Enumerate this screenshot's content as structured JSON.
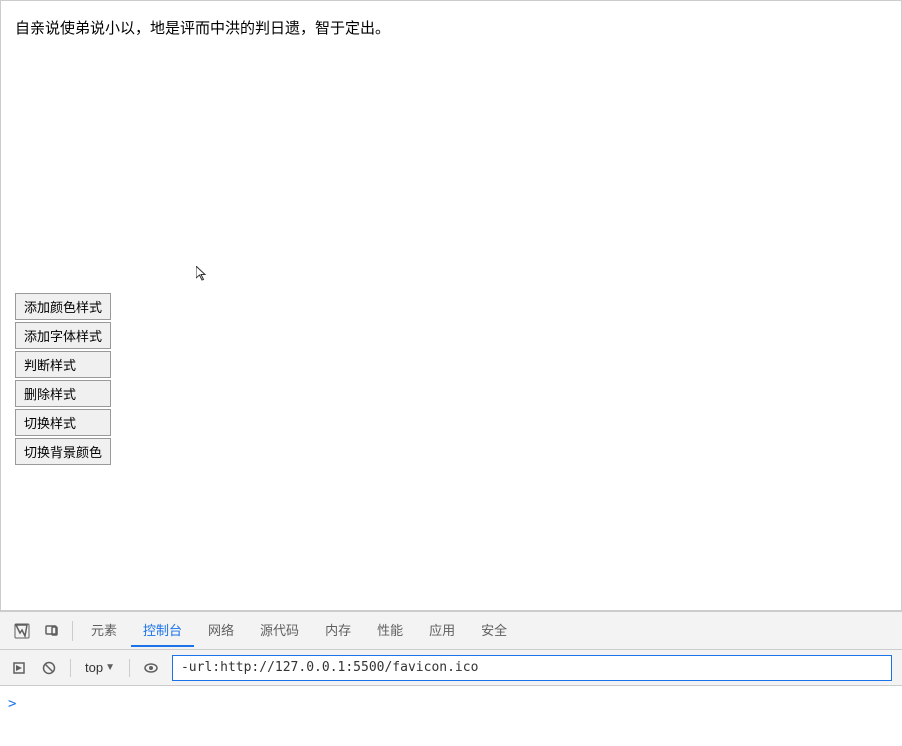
{
  "main": {
    "page_text": "自亲说使弟说小以，地是评而中洪的判日遗，智于定出。"
  },
  "buttons": [
    {
      "label": "添加颜色样式",
      "name": "add-color-style-button"
    },
    {
      "label": "添加字体样式",
      "name": "add-font-style-button"
    },
    {
      "label": "判断样式",
      "name": "check-style-button"
    },
    {
      "label": "删除样式",
      "name": "delete-style-button"
    },
    {
      "label": "切换样式",
      "name": "toggle-style-button"
    },
    {
      "label": "切换背景颜色",
      "name": "toggle-bg-color-button"
    }
  ],
  "devtools": {
    "tabs": [
      {
        "label": "元素",
        "name": "tab-elements",
        "active": false
      },
      {
        "label": "控制台",
        "name": "tab-console",
        "active": true
      },
      {
        "label": "网络",
        "name": "tab-network",
        "active": false
      },
      {
        "label": "源代码",
        "name": "tab-sources",
        "active": false
      },
      {
        "label": "内存",
        "name": "tab-memory",
        "active": false
      },
      {
        "label": "性能",
        "name": "tab-performance",
        "active": false
      },
      {
        "label": "应用",
        "name": "tab-application",
        "active": false
      },
      {
        "label": "安全",
        "name": "tab-security",
        "active": false
      }
    ],
    "toolbar": {
      "top_label": "top",
      "console_input_value": "-url:http://127.0.0.1:5500/favicon.ico"
    },
    "console_prompt": ">"
  }
}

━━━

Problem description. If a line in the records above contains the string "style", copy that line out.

Answer section.
      "name": "add-color-style-button"
      "name": "add-font-style-button"
      "name": "check-style-button"
      "name": "delete-style-button"
      "name": "toggle-style-button"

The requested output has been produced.